___ Extracted material ___
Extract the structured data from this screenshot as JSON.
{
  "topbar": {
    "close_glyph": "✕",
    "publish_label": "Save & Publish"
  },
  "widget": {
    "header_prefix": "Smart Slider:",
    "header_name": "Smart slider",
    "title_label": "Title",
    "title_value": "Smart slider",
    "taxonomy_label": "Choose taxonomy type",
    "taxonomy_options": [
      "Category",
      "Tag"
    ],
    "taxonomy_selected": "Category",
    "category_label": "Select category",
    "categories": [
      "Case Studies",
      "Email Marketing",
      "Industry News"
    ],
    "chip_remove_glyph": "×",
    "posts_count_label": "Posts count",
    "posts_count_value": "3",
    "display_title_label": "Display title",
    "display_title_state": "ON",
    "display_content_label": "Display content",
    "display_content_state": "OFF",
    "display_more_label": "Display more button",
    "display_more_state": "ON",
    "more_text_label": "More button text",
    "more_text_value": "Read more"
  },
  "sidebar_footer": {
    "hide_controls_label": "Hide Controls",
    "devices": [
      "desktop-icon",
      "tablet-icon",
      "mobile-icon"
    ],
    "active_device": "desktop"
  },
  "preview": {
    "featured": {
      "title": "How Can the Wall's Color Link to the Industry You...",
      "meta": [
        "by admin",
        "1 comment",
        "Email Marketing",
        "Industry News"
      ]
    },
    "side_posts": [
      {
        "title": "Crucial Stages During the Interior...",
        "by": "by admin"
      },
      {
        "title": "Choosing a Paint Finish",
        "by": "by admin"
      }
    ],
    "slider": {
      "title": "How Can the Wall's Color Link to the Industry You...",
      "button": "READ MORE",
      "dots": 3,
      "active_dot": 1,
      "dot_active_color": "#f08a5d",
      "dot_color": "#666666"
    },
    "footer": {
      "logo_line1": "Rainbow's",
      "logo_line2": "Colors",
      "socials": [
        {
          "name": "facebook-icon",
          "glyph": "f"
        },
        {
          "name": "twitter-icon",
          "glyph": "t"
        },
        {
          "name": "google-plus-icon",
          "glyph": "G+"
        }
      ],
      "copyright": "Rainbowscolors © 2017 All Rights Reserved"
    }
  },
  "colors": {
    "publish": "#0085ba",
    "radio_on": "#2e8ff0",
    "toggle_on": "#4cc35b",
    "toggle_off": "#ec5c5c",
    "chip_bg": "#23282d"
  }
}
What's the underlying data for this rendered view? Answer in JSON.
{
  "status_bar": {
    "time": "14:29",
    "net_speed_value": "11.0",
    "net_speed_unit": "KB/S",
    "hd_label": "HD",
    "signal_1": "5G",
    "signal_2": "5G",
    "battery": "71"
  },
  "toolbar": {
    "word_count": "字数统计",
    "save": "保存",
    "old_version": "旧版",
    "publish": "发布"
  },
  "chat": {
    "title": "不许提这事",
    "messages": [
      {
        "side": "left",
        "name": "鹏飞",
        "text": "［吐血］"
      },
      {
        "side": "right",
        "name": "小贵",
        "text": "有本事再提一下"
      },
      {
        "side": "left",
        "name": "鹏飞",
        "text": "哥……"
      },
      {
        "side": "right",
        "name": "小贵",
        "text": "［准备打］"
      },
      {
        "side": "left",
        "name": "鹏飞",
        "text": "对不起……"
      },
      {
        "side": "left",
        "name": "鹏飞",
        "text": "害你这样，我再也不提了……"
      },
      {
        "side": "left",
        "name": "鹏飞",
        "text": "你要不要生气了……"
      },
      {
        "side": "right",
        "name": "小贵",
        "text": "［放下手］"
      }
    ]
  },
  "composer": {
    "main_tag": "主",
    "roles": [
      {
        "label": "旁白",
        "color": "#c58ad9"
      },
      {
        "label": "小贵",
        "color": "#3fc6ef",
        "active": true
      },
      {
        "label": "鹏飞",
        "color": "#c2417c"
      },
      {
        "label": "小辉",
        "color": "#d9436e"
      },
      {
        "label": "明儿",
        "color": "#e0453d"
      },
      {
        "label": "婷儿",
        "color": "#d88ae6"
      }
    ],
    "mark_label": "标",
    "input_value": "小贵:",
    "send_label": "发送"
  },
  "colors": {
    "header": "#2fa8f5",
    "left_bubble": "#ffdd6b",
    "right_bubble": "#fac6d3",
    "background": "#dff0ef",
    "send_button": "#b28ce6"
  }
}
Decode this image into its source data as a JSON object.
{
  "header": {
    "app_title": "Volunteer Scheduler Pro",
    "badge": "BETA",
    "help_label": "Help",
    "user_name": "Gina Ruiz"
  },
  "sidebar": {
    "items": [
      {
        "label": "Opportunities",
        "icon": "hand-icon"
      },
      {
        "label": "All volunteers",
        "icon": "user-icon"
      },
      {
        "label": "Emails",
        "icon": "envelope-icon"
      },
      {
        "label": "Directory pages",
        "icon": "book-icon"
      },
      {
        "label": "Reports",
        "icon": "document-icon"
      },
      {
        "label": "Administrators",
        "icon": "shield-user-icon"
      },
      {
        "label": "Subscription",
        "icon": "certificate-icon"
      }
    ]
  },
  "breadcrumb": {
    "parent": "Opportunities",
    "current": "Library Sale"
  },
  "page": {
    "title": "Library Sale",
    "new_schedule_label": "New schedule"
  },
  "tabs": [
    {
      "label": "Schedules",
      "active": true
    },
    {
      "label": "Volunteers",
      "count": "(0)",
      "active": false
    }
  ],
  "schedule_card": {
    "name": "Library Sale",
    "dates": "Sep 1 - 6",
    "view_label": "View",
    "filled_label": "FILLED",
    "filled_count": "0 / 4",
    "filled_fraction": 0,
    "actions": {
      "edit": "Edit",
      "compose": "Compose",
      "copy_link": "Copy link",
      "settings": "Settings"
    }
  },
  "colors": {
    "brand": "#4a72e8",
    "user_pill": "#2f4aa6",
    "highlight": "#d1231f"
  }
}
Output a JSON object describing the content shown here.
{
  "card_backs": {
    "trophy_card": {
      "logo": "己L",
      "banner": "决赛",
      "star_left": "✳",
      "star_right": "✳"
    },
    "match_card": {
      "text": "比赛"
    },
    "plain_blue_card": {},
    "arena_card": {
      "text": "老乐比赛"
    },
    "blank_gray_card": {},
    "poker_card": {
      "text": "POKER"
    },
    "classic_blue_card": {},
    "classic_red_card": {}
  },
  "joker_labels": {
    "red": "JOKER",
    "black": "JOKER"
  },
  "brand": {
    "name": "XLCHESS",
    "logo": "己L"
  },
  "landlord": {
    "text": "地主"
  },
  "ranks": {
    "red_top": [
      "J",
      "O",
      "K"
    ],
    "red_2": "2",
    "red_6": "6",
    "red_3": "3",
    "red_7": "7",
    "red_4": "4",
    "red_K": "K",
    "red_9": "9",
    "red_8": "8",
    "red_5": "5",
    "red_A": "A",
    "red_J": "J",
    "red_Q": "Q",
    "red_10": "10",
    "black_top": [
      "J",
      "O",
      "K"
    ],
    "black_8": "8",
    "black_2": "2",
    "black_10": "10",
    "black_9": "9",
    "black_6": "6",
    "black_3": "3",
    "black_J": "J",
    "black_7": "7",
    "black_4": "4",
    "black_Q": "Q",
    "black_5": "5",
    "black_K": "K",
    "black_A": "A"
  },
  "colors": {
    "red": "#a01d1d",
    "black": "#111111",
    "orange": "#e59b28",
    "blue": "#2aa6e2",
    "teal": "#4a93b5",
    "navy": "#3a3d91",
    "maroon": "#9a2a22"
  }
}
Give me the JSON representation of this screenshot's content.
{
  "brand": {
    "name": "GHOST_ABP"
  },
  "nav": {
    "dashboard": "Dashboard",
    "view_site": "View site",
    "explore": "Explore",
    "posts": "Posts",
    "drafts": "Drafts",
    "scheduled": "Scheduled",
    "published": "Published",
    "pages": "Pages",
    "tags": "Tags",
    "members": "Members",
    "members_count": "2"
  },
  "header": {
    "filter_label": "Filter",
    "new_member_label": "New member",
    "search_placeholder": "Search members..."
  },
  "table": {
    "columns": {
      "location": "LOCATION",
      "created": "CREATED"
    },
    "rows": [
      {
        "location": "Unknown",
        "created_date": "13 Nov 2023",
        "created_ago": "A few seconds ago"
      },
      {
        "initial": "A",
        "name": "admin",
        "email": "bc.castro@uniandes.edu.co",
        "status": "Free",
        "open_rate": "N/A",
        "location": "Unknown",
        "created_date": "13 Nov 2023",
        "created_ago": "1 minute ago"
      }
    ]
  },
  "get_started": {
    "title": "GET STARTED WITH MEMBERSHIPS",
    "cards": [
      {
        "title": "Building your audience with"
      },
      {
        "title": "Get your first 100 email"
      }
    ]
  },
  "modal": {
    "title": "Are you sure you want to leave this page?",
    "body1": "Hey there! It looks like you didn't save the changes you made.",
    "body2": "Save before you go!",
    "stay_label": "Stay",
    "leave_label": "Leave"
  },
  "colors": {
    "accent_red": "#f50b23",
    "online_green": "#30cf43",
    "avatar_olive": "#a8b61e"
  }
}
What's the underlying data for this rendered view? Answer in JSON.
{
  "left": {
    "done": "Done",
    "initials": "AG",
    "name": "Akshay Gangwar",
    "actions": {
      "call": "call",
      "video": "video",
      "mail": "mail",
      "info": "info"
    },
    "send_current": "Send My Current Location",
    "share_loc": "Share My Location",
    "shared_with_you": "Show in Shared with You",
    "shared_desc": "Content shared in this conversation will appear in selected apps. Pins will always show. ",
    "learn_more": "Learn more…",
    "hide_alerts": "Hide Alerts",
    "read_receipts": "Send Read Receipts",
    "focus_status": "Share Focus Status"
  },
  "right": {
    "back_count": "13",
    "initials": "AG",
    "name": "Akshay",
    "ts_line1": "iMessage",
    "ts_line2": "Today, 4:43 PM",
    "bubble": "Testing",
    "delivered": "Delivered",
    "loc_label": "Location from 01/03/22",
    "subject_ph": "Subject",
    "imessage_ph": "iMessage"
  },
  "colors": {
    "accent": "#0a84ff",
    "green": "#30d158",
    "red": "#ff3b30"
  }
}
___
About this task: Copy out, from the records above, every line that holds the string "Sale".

Reply to the exercise:
    "current": "Library Sale"
    "title": "Library Sale",
    "name": "Library Sale",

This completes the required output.